(Data records)

------

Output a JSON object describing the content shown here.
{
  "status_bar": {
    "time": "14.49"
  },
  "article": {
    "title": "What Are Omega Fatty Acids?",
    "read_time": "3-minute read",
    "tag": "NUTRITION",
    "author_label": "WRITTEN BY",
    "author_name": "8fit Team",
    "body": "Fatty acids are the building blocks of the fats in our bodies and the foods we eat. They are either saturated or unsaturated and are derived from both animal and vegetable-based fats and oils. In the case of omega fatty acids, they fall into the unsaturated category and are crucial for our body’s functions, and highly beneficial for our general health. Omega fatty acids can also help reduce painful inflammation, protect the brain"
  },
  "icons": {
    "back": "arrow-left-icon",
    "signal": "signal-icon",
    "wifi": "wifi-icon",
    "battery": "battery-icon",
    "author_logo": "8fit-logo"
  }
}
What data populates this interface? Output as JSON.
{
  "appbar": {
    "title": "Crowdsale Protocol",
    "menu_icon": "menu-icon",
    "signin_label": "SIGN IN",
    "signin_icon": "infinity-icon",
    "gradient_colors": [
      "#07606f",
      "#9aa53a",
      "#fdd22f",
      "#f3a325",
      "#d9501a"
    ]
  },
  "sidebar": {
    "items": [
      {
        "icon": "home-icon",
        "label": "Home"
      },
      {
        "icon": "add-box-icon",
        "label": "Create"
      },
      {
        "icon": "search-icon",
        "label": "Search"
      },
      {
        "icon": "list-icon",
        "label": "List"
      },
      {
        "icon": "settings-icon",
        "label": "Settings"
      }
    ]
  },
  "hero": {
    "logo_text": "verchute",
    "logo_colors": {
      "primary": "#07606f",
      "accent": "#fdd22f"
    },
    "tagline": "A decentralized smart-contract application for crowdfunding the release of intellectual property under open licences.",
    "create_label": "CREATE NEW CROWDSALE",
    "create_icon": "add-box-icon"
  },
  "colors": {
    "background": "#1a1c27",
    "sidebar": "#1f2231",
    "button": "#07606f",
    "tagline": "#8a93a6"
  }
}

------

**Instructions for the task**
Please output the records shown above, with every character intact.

**Expected output**
Output a JSON object describing the content shown here.
{
  "status_bar": {
    "time": "14.49"
  },
  "article": {
    "title": "What Are Omega Fatty Acids?",
    "read_time": "3-minute read",
    "tag": "NUTRITION",
    "author_label": "WRITTEN BY",
    "author_name": "8fit Team",
    "body": "Fatty acids are the building blocks of the fats in our bodies and the foods we eat. They are either saturated or unsaturated and are derived from both animal and vegetable-based fats and oils. In the case of omega fatty acids, they fall into the unsaturated category and are crucial for our body’s functions, and highly beneficial for our general health. Omega fatty acids can also help reduce painful inflammation, protect the brain"
  },
  "icons": {
    "back": "arrow-left-icon",
    "signal": "signal-icon",
    "wifi": "wifi-icon",
    "battery": "battery-icon",
    "author_logo": "8fit-logo"
  }
}
What data populates this interface? Output as JSON.
{
  "appbar": {
    "title": "Crowdsale Protocol",
    "menu_icon": "menu-icon",
    "signin_label": "SIGN IN",
    "signin_icon": "infinity-icon",
    "gradient_colors": [
      "#07606f",
      "#9aa53a",
      "#fdd22f",
      "#f3a325",
      "#d9501a"
    ]
  },
  "sidebar": {
    "items": [
      {
        "icon": "home-icon",
        "label": "Home"
      },
      {
        "icon": "add-box-icon",
        "label": "Create"
      },
      {
        "icon": "search-icon",
        "label": "Search"
      },
      {
        "icon": "list-icon",
        "label": "List"
      },
      {
        "icon": "settings-icon",
        "label": "Settings"
      }
    ]
  },
  "hero": {
    "logo_text": "verchute",
    "logo_colors": {
      "primary": "#07606f",
      "accent": "#fdd22f"
    },
    "tagline": "A decentralized smart-contract application for crowdfunding the release of intellectual property under open licences.",
    "create_label": "CREATE NEW CROWDSALE",
    "create_icon": "add-box-icon"
  },
  "colors": {
    "background": "#1a1c27",
    "sidebar": "#1f2231",
    "button": "#07606f",
    "tagline": "#8a93a6"
  }
}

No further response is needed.